What the task asks => Could you work out how many lines in the material below hold the word "data"? Give only the number in reply.

Extracted information =>
---+---

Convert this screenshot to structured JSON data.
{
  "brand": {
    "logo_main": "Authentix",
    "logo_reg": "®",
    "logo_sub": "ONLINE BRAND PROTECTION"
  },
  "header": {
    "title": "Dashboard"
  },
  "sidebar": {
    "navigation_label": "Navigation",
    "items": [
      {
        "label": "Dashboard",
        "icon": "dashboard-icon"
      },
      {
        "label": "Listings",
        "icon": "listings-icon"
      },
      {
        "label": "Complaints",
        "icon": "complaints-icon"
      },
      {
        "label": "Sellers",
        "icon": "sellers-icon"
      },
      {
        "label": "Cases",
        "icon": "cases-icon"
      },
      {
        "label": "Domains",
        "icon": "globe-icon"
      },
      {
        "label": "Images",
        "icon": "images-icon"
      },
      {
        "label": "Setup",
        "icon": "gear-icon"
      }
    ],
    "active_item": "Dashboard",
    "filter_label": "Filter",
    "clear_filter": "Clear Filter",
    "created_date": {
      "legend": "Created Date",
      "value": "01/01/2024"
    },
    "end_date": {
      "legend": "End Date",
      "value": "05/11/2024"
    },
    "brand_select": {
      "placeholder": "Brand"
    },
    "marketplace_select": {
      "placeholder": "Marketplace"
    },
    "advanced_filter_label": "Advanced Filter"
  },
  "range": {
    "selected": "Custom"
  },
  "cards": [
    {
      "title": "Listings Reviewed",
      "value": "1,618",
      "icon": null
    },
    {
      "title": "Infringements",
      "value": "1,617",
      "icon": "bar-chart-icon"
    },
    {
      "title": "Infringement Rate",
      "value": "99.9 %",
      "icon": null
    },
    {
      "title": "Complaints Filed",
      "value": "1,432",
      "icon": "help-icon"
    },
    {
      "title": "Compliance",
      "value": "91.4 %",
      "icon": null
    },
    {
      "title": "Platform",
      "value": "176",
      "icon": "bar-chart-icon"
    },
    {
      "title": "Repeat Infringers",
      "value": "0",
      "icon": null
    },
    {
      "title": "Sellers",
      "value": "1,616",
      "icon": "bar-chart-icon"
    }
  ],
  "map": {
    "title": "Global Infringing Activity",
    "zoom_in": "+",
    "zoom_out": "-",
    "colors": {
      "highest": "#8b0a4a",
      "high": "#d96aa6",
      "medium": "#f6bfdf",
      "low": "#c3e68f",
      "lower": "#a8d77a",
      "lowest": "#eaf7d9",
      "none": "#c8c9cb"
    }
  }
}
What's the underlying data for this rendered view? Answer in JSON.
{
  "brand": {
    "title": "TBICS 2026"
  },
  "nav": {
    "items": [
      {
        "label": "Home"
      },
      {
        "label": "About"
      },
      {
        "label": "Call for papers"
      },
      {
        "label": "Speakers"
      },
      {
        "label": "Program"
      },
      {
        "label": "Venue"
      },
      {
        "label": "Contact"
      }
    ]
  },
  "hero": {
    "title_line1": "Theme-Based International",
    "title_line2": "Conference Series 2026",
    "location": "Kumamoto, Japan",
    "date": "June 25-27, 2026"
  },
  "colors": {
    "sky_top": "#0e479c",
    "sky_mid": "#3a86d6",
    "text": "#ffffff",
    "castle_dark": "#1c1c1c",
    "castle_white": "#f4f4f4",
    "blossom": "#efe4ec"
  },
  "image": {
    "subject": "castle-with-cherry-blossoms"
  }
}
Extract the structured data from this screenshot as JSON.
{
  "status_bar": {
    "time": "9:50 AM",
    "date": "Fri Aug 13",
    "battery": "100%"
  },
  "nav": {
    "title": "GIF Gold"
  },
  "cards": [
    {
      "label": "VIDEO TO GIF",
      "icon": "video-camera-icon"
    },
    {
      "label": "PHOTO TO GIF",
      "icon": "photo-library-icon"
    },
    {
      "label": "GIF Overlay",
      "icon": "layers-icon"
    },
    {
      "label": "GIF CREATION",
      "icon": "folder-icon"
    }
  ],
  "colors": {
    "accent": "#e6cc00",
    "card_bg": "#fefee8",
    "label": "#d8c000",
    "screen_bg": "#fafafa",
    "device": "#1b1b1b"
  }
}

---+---

Solution to the problem => 3